Work instruction:
Return every line of the listing that includes the string "weiterlesen".

Data provided:

====================

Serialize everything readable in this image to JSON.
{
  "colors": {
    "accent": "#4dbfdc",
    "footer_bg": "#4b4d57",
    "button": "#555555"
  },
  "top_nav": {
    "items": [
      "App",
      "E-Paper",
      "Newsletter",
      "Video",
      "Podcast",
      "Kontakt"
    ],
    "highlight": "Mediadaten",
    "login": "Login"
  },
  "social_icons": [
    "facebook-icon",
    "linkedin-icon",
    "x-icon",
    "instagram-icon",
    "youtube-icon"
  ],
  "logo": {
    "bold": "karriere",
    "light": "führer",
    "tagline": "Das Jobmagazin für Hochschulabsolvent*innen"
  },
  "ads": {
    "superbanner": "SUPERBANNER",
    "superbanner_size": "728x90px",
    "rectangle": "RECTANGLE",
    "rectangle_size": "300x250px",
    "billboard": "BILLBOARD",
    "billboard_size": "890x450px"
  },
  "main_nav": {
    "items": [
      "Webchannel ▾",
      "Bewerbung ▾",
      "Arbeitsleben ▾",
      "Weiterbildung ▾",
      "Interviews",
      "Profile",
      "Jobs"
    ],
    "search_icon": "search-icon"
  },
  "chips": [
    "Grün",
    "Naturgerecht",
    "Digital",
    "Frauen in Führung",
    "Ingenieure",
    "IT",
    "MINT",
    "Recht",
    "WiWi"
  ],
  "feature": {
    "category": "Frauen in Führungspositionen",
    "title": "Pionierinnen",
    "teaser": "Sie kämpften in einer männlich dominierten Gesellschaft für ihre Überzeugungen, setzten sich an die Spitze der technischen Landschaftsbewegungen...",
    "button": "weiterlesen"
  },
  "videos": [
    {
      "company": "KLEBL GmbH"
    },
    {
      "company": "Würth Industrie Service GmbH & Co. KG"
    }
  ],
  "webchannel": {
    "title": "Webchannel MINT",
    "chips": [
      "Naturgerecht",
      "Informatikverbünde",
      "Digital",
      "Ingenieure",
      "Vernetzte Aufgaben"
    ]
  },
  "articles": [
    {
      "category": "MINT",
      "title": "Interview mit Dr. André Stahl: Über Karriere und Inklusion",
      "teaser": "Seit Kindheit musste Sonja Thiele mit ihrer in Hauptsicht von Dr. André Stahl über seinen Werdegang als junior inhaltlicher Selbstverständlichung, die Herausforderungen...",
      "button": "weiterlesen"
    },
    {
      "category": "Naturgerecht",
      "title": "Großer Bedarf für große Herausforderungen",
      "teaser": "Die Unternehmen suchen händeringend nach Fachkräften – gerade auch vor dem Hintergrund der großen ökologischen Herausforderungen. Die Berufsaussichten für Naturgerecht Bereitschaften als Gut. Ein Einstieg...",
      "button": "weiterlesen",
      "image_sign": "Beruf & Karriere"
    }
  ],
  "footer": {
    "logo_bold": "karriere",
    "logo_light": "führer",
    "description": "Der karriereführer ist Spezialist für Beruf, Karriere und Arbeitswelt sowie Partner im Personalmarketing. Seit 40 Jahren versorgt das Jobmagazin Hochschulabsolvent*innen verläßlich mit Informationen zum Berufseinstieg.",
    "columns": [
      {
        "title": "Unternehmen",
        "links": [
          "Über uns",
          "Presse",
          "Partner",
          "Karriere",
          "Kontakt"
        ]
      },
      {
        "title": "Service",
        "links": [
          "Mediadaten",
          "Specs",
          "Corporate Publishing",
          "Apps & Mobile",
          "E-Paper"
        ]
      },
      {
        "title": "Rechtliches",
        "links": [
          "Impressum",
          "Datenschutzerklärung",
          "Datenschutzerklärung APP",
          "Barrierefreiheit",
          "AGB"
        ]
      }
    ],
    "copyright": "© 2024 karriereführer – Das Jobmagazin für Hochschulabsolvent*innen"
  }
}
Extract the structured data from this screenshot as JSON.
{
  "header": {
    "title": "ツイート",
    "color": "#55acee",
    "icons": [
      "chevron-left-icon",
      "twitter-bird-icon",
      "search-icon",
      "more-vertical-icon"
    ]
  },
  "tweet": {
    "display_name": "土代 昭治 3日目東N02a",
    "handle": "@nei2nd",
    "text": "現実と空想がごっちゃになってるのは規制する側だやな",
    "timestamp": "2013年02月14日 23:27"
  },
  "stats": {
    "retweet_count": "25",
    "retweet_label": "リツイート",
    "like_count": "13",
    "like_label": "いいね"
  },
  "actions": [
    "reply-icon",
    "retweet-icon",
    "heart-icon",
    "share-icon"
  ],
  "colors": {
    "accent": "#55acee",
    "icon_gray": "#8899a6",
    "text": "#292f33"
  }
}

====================

Solution:
    "button": "weiterlesen"
      "button": "weiterlesen"
      "button": "weiterlesen",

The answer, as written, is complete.